* Exercise details *
Print the records below exactly; all of them are needed.

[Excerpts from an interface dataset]
....

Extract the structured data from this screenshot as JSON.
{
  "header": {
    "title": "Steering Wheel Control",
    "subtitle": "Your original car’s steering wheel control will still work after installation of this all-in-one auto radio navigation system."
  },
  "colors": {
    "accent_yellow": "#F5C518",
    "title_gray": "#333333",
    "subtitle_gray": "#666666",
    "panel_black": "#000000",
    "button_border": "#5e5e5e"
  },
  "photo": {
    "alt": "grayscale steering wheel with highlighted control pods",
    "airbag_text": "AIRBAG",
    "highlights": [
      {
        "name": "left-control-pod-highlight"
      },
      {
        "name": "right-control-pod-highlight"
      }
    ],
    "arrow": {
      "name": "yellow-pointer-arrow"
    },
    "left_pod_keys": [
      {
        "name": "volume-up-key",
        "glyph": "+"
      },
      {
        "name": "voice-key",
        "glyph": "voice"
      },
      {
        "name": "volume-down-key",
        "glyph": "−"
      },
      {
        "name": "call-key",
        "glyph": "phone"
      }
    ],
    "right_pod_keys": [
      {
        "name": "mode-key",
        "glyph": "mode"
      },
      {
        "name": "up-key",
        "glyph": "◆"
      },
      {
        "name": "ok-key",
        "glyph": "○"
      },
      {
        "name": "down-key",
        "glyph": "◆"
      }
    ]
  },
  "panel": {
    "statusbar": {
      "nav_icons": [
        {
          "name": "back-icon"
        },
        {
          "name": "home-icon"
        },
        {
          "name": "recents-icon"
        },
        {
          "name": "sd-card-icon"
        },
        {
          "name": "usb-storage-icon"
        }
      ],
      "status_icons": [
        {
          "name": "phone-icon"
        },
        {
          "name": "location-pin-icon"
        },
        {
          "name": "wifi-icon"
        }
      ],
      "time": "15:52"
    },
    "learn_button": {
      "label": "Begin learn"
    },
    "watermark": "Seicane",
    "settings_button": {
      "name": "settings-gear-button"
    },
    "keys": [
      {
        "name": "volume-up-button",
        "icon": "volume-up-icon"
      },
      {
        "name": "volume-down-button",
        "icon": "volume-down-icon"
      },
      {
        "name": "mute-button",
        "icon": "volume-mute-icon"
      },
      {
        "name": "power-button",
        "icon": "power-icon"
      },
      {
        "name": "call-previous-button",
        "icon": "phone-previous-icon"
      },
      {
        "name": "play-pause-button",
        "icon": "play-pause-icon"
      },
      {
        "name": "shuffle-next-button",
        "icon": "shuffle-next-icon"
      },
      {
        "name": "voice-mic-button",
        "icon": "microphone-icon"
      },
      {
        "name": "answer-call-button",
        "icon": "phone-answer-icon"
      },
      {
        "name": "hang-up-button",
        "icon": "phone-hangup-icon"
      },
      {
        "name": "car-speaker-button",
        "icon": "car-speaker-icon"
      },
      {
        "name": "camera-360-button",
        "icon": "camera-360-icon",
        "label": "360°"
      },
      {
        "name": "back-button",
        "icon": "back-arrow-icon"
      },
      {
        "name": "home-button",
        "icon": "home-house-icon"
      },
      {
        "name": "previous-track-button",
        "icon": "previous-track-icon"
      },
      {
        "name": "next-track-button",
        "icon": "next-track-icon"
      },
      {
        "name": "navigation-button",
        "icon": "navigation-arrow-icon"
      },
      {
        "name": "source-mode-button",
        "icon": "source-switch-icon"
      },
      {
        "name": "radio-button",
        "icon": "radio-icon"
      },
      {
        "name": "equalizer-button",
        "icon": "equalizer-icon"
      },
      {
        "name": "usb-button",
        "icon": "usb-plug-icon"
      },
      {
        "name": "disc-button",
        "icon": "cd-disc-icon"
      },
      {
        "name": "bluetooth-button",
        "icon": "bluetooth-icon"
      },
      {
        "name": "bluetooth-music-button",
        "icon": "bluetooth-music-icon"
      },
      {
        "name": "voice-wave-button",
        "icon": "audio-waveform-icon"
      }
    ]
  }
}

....

* Solution below *
Extract the structured data from this screenshot as JSON.
{
  "header": {
    "title": "Steering Wheel Control",
    "subtitle": "Your original car’s steering wheel control will still work after installation of this all-in-one auto radio navigation system."
  },
  "colors": {
    "accent_yellow": "#F5C518",
    "title_gray": "#333333",
    "subtitle_gray": "#666666",
    "panel_black": "#000000",
    "button_border": "#5e5e5e"
  },
  "photo": {
    "alt": "grayscale steering wheel with highlighted control pods",
    "airbag_text": "AIRBAG",
    "highlights": [
      {
        "name": "left-control-pod-highlight"
      },
      {
        "name": "right-control-pod-highlight"
      }
    ],
    "arrow": {
      "name": "yellow-pointer-arrow"
    },
    "left_pod_keys": [
      {
        "name": "volume-up-key",
        "glyph": "+"
      },
      {
        "name": "voice-key",
        "glyph": "voice"
      },
      {
        "name": "volume-down-key",
        "glyph": "−"
      },
      {
        "name": "call-key",
        "glyph": "phone"
      }
    ],
    "right_pod_keys": [
      {
        "name": "mode-key",
        "glyph": "mode"
      },
      {
        "name": "up-key",
        "glyph": "◆"
      },
      {
        "name": "ok-key",
        "glyph": "○"
      },
      {
        "name": "down-key",
        "glyph": "◆"
      }
    ]
  },
  "panel": {
    "statusbar": {
      "nav_icons": [
        {
          "name": "back-icon"
        },
        {
          "name": "home-icon"
        },
        {
          "name": "recents-icon"
        },
        {
          "name": "sd-card-icon"
        },
        {
          "name": "usb-storage-icon"
        }
      ],
      "status_icons": [
        {
          "name": "phone-icon"
        },
        {
          "name": "location-pin-icon"
        },
        {
          "name": "wifi-icon"
        }
      ],
      "time": "15:52"
    },
    "learn_button": {
      "label": "Begin learn"
    },
    "watermark": "Seicane",
    "settings_button": {
      "name": "settings-gear-button"
    },
    "keys": [
      {
        "name": "volume-up-button",
        "icon": "volume-up-icon"
      },
      {
        "name": "volume-down-button",
        "icon": "volume-down-icon"
      },
      {
        "name": "mute-button",
        "icon": "volume-mute-icon"
      },
      {
        "name": "power-button",
        "icon": "power-icon"
      },
      {
        "name": "call-previous-button",
        "icon": "phone-previous-icon"
      },
      {
        "name": "play-pause-button",
        "icon": "play-pause-icon"
      },
      {
        "name": "shuffle-next-button",
        "icon": "shuffle-next-icon"
      },
      {
        "name": "voice-mic-button",
        "icon": "microphone-icon"
      },
      {
        "name": "answer-call-button",
        "icon": "phone-answer-icon"
      },
      {
        "name": "hang-up-button",
        "icon": "phone-hangup-icon"
      },
      {
        "name": "car-speaker-button",
        "icon": "car-speaker-icon"
      },
      {
        "name": "camera-360-button",
        "icon": "camera-360-icon",
        "label": "360°"
      },
      {
        "name": "back-button",
        "icon": "back-arrow-icon"
      },
      {
        "name": "home-button",
        "icon": "home-house-icon"
      },
      {
        "name": "previous-track-button",
        "icon": "previous-track-icon"
      },
      {
        "name": "next-track-button",
        "icon": "next-track-icon"
      },
      {
        "name": "navigation-button",
        "icon": "navigation-arrow-icon"
      },
      {
        "name": "source-mode-button",
        "icon": "source-switch-icon"
      },
      {
        "name": "radio-button",
        "icon": "radio-icon"
      },
      {
        "name": "equalizer-button",
        "icon": "equalizer-icon"
      },
      {
        "name": "usb-button",
        "icon": "usb-plug-icon"
      },
      {
        "name": "disc-button",
        "icon": "cd-disc-icon"
      },
      {
        "name": "bluetooth-button",
        "icon": "bluetooth-icon"
      },
      {
        "name": "bluetooth-music-button",
        "icon": "bluetooth-music-icon"
      },
      {
        "name": "voice-wave-button",
        "icon": "audio-waveform-icon"
      }
    ]
  }
}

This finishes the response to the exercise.